Hamlet Terms Quotations

“Get thee to a nunnery” double-entendre (Hamlet to Ophelia)
“Neither a borrower nor a lender be” and “To thine own self be true” aphorism (Polonius to Laertes)
“O God, God/ How weary, stale, flat and unprofitable/ Seem to me the uses of this world!” apostrophe (Hamlet in first soliloquy)
“so excellent a king, that was to this/Hyperion to a Satyr…” juxtaposition (Hamlet in Act I. soliloquy)
“for yourself, sir, shall grow old as I am, if, like a crab, you could go backward.” paradox (Hamlet to Polonius)
“What’s Hecuba to him, or he to Hecuba,/That he should weep for her? What would he do /Had he the motive and the cue for passion/That I have? … Yet I… can say nothing…” situational irony (Hamlet in Act II soliloquy)
for murder, though it have no tongue, will speak/with most miraculous organ” personification (Hamlet in Act II soliloquy)
[being overly upset when your father dies] “tis a fault to heaven, /a fault against the dead,/ a fault to nature…” anaphora; (King to Hamlet in Act II)
“… the play’s the thing/wherein I’ll catch the conscience of the King an alliterative couplet (Hamlet In Act II soliloquy)
“What a piece of work is man, how noble in reason… infinite in faculties…” hyperbole (Hamlet to Rosencrantz and Guildenstern in Act II.ii)
“Good Hamlet… let thine eye look like a friend on Denmark” synecdoche (Gertrude to Hamlet I.ii — there are 2 examples in this one phrase)

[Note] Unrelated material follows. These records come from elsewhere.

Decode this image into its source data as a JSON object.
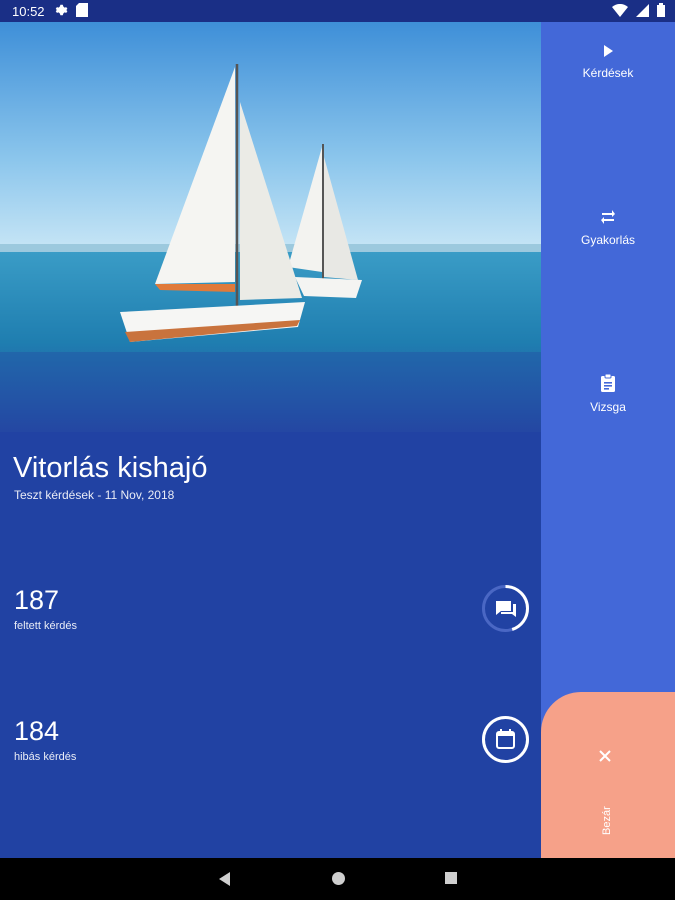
{
  "status": {
    "time": "10:52",
    "left_icons": [
      "gear-icon",
      "sd-card-icon"
    ],
    "right_icons": [
      "wifi-icon",
      "signal-icon",
      "battery-icon"
    ]
  },
  "header": {
    "title": "Vitorlás kishajó",
    "subtitle": "Teszt kérdések - 11 Nov, 2018"
  },
  "stats": [
    {
      "value": "187",
      "label": "feltett kérdés",
      "icon": "chat-icon",
      "progress": 0.45
    },
    {
      "value": "184",
      "label": "hibás kérdés",
      "icon": "calendar-icon",
      "progress": 1.0
    }
  ],
  "menu": {
    "items": [
      {
        "label": "Kérdések",
        "icon": "play-icon"
      },
      {
        "label": "Gyakorlás",
        "icon": "repeat-icon"
      },
      {
        "label": "Vizsga",
        "icon": "clipboard-icon"
      }
    ],
    "close_label": "Bezár",
    "close_icon": "close-icon"
  },
  "colors": {
    "main_bg": "#2142a3",
    "side_bg": "#4368d8",
    "close_bg": "#f6a189",
    "status_bg": "#1a2f86"
  },
  "android_nav": [
    "back-icon",
    "home-icon",
    "recents-icon"
  ]
}
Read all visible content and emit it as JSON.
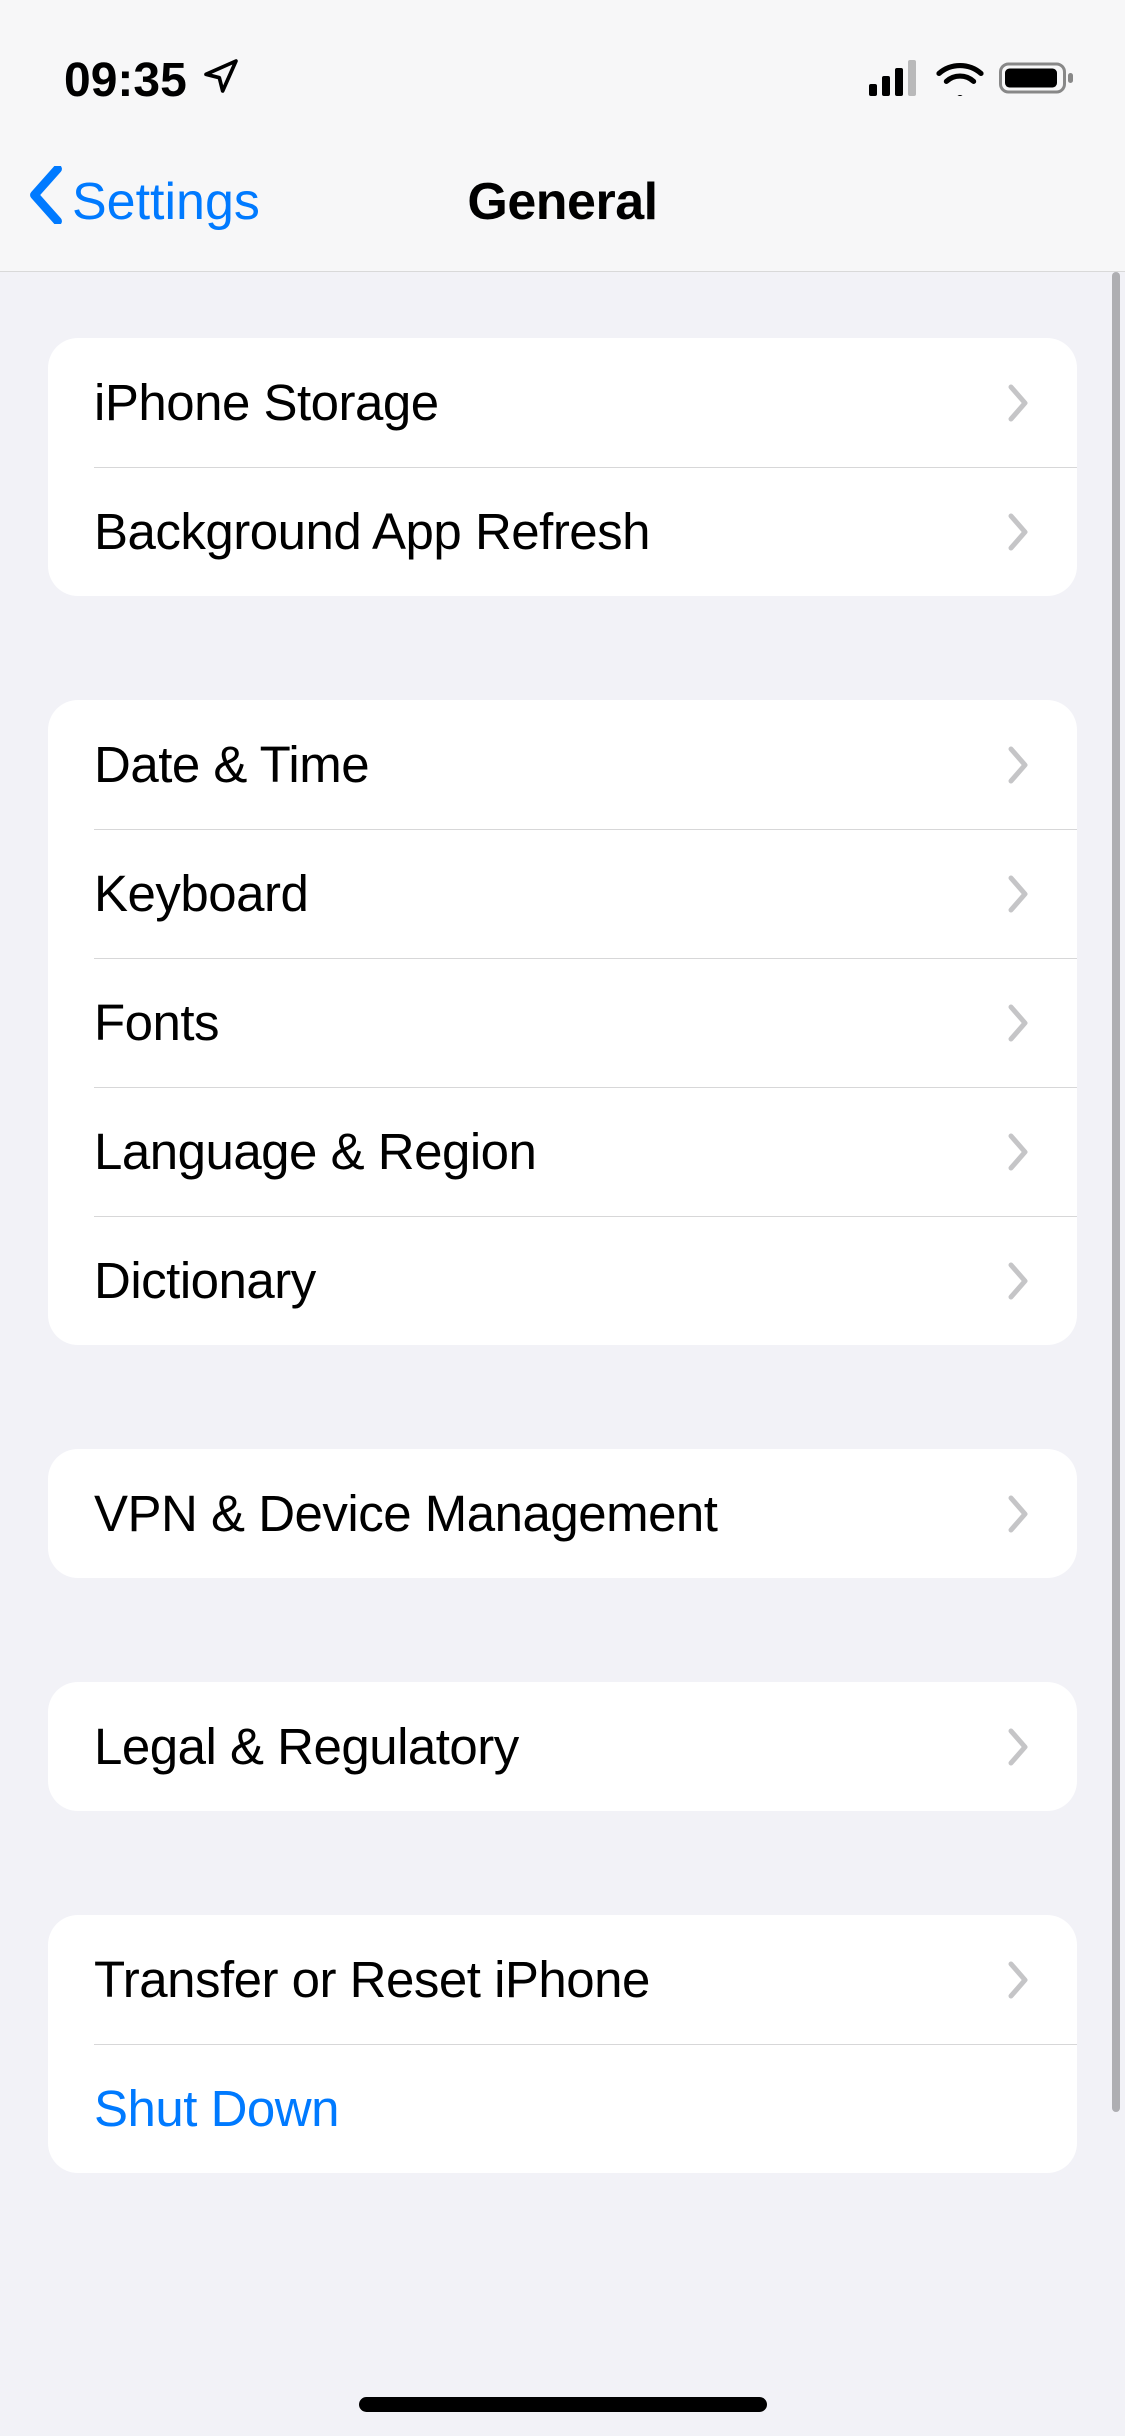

“Tis not alone my inky cloak… nor customary suits of solemn black,/Nor windy suspiration of forced breath…/ nor the dejected havior of the visage…/That can denote me truly” polysyndeton; (Hamlet to Gertrude I.ii)